....Glyceria fluitans (Floating Sweet-grass) - just as I bloody well thought in the first place! But it is good practice to run things through the keys, I should do so more often, truth be told. 


But that's not all, oh dear me no sirree, it's not. I squeezed some water from my handful of Glyceria and whacked it under the compound microscope, just in case there were any microscopic things of interest. There certainly were...

A mighty fine looking freshwater alga if ever I saw one. Whatever it is...
Using Nick's copy * of The Freshwater Algal Flora of the British Isles, I narrowed this down to one of the Draparnaldia genus.
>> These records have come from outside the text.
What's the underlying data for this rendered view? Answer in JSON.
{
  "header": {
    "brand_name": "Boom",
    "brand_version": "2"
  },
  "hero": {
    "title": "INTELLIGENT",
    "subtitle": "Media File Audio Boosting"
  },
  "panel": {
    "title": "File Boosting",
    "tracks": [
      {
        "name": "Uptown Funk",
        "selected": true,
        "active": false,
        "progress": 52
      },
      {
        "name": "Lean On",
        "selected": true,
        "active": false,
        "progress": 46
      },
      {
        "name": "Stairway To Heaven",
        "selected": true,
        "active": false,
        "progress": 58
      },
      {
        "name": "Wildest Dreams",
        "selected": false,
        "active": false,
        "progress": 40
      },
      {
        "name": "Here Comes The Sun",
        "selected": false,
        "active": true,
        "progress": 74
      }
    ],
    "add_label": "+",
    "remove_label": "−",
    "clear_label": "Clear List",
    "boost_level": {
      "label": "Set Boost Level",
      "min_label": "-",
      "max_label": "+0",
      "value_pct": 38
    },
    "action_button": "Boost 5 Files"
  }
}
Luckily, there are only two species in Britain (and they may turn out to be the same species anyway). Back to using the keys once more...

* Nick, can't thank you enough for the loan, it's an absolutely fantastic book! I'm being very careful not to crease the pages or dog ear the corners, honest mate! :)  
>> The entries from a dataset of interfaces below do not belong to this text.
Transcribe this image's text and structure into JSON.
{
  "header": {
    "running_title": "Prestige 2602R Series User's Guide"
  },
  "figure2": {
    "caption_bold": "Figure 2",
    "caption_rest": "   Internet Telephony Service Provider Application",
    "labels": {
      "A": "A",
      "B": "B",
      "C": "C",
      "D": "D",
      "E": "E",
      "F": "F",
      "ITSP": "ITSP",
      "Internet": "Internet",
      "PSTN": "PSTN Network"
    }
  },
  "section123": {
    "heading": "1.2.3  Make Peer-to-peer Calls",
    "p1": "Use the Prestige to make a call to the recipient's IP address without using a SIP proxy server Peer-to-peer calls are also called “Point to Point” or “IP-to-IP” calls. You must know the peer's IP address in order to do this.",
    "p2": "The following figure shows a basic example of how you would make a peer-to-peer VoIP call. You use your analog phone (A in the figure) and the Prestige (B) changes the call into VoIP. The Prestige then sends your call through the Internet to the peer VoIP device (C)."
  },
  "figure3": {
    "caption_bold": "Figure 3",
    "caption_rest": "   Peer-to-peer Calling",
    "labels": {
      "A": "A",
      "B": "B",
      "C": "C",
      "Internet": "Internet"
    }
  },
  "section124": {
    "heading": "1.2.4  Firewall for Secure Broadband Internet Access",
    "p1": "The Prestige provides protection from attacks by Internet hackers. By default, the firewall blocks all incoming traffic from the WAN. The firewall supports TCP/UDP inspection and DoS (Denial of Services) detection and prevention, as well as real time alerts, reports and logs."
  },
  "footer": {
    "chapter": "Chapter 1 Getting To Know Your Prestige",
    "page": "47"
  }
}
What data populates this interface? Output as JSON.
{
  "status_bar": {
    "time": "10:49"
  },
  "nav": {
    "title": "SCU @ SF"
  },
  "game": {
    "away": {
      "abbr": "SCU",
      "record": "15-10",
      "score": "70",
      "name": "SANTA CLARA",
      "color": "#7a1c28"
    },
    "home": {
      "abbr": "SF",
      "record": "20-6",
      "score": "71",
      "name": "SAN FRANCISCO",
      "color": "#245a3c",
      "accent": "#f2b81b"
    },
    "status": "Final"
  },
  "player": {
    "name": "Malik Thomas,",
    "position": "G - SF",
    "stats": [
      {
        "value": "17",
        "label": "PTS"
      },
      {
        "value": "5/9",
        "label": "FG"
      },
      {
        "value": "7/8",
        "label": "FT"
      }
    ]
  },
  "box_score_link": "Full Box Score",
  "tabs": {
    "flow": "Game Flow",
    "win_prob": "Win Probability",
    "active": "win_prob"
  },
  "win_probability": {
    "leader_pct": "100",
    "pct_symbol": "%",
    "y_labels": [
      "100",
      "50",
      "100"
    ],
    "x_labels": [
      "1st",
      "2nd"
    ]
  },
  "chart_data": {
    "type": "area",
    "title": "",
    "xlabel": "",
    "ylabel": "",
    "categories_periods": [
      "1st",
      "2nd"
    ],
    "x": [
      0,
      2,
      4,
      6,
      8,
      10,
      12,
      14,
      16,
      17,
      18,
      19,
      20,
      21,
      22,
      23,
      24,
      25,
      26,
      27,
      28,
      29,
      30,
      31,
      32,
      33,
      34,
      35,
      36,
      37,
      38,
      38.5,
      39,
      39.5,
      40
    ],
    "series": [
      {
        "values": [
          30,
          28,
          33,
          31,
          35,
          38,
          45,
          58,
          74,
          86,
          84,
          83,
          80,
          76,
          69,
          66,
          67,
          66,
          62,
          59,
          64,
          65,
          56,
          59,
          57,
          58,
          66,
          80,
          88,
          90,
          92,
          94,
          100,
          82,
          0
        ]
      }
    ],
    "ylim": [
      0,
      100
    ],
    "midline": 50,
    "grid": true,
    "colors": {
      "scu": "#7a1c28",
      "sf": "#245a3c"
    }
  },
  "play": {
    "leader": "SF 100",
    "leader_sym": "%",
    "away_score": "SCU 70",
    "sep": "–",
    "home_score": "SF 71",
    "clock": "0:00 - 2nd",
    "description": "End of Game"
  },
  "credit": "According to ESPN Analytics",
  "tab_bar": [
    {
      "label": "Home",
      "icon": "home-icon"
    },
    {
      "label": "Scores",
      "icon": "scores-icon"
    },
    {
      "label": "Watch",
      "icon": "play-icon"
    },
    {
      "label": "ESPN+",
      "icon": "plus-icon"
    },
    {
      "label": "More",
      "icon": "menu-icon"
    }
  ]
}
The shape of the cells in the primary branches are a critical difference between the two 'species'; one has barrel-shaped cells, the other cylindrical/slightly constricted at cross walls. Hmmm...let me zoom in some more and have a butchers

I think more barrel-shaped than cylindrical.
Here are the options as drawn in the book. Typically my specimen seems a bit ambiguous.

Barrel-shaped cells of Draparnaldia glomerata
Cylindrical cells of Draparnaldia mutabilis
I was still a bit undecided. My barrels seemed a bit kinda cylindrical, in a barrelesque kind of way. Luckily, I whacked a few Glyceria blades under the microscope and found plenty of epiphytic algal growth on them including this very fine specimen.

Just check out the barrels on that !!!
Seems like a very good fit for Draparnaldia glomerata to me. To quote from the Algal Flora - 

Probably cosmopolitan, widely distributed in the British Isles where it forms bright green gelatinous tufts (edit - I put my finger in it, definitely gelatinous!) commonly 5-20cm long, growing on various surfaces (eg stones, aquatic macrophytes) in a wide range of aquatic habitats including the clear, soft waters of shallow peaty pools in the Scottish Highlands...

Good enough for me! Of extra interest was this leech that I found clinging to the underside of a stone in the River Conon on 7th March. Turns out to be the rather widespread (though not recorded from Skye) Glossiphonia complanata which, despite being very common in almost any type of freshwater habitat, is a new one for me! Here it is as per when I found it

And here's the same leech in a pot

Now I know what you're all thinking. It's March. March is Lichens Month. And I really didn't do too well with February's Bryophyte Month did I? No, I didn't. Watery ditches aren't renowned for their amazing lichen diversity. So I looked at some trees 'n stuff too. 

The distinctly papillate (warty-edged) apothecia of Melanohalea exasperata - a lifer for me!

Sticta limbata - a lovely member of the Lobarion community
Sticta canariensis - another rather special lichen that's commonplace up here
Last pic, proof that Spring is here - finally! 

Music time again (I have a sneaky feeling this is the only reason a few of you even bother with this blog...) Anyway, presuming that you read all of the above and didn't just skim down here for your fix of great songs, here are tonight's toons for you. As ever, I hope you enjoy.

First up is this old skool classic, Korn's Freak on a Leech...

Followed by the massively underrated Sticta Your Guns


  1. My experience on Skye is that Glyceria fluitans is common and G. declinata rather less so. No other species or hybrid has been recorded - and that may well be the reality as I used to record other species and hybrids further south i.e. I know what they look like!

    1. That's good to know, thanks. G.declinata is my next target...

  2. And I meant to say... I quite often see leeches but I have never had the confidence to identify them. Do you fancy a leech by post some time?

    1. Now there's an offer I don't receive very often! By all means, yes.

  3. That alga is a beaut. They have that alluring geometry that bryophytes have, making a lot of a little. Remember now, 6 figure grids on all those lovely lichens! Plus you'll be at 500 by month end no problem, innit?

    1. Ermmm...hopefully! Took me until 20th April to hit 500 last year.